→ **REQUIREMENT**:
Nothing but an exact repetition of the entries should appear in the answer.

(GIVEN DATA Opens)

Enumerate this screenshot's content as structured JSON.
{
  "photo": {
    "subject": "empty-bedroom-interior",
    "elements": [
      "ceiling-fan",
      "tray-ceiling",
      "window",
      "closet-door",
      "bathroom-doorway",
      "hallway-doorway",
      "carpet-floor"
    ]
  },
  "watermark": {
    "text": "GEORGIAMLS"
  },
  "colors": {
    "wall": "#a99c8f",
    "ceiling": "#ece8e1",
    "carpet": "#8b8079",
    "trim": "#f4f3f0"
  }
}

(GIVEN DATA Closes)

→ **WRITTEN ANSWER**:
Enumerate this screenshot's content as structured JSON.
{
  "photo": {
    "subject": "empty-bedroom-interior",
    "elements": [
      "ceiling-fan",
      "tray-ceiling",
      "window",
      "closet-door",
      "bathroom-doorway",
      "hallway-doorway",
      "carpet-floor"
    ]
  },
  "watermark": {
    "text": "GEORGIAMLS"
  },
  "colors": {
    "wall": "#a99c8f",
    "ceiling": "#ece8e1",
    "carpet": "#8b8079",
    "trim": "#f4f3f0"
  }
}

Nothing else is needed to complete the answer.